We Rejoice in the Risen Christ

These are the readings for the Third Sunday of Easter.
(This Worship Help aligns with the lectionary readings from Christian Worship 1993 and Christian Worship: Supplement.)

God’s Word for This Week

Most of our celebrations are very brief. The festival of Easter, however, inspires a certain “afterglow” that, by God’s grace, burns ever brighter as we celebrate anew each Sunday during the Easter season. Led by the Spirit to believe in the resurrected Lord, we rejoice in holy awe in this glorious truth and are filled with a desire to speak of our hope with others.

Traditional First Lesson – Acts 2:14a,36-47

For whom is baptism intended?

Peter tells us that this means of grace is for all who hear his words. It is also for their children.
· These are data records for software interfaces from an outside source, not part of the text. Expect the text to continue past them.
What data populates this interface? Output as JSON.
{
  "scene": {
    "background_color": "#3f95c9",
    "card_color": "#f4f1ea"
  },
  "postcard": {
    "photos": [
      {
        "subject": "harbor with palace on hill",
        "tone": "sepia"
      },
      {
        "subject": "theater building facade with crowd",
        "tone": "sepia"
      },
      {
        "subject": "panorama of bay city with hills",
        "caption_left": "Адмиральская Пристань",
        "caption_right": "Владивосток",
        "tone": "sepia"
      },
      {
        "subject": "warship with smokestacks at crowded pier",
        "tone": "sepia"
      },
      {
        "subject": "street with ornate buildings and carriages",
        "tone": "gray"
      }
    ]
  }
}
It is also for those who were not there that day, including us. It is for all whom God has called or ever will call by the message which Peter proclaimed that day.

Why could and did the first congregation in Jerusalem continue to use the temple courts as a place to meet and worship?

They met at the temple because it was the house of the Lord, and they were the Lord’s people. It was the Father’s house, and they were his children. They gathered there daily.

Supplemental First Lesson – Acts 24:10-21

How was the resurrection of Christ central to the issue that faced Paul?

After his arrest at the temple, Paul stood before the Sanhedrin. The session erupted into a brawl when Paul asserted his belief in the resurrection, a divisive issue for Pharisees and Sadducees, and the Roman officer had to remit Paul to the regional governor. In this lesson, Paul is on trial in Caesarea before Governor Felix. The Sanhedrin had hired the lawyer Tertullus to accuse Paul of leading the Nazarene sect. In Paul’s reply to Tertullus, he asserts that Christianity is no sect but agrees with all that is written in the Law and the Prophets. It is the Pharisees and the Sadducees that abandoned Scripture and became a sect without hope. We hold to the ancient hope of Scripture: the resurrection of the dead.

Second Lesson – 1 Peter 1:17-21

Why does Peter encourage us to live as “strangers” while here on this earth?

It will always be a temptation for Christians to set their hearts on what they can see—material things, institutions, approval from others, etc. It is a lifelong struggle to learn that everything visible is perishable while what is not seen has lasting value. As Christians, we need to remember that we live in tents—temporary settings—because we are not yet home.

Gospel – Luke 24:13-35

Why do you think Jesus didn’t reveal his identity to the Emmaus disciples?

It gave the disciples the chance to openly confess their unbelieving doubts. Jesus was providing them the opportunity to learn from him again as he reviewed what the Scriptures had to say about the Messiah.

They had just told Jesus not to go on because of the approaching night. But once Jesus revealed himself, why did they quickly go back to Jerusalem?

Their hearts were burning within them. They couldn’t keep the joy of this wonderful message to themselves, so they had to tell the others in Jerusalem.

What lessons can we learn from the account of the Emmaus disciples?

We need exactly what they received from Jesus. Through the Word, we too need a call to repentance because of our foolish and slow hearts. We need a renewed sense of joy that the message of Easter gives us so that with the wonder of our risen Savior before us, we are compelled to proclaim the Easter message to others.

Print Friendly, PDF & Email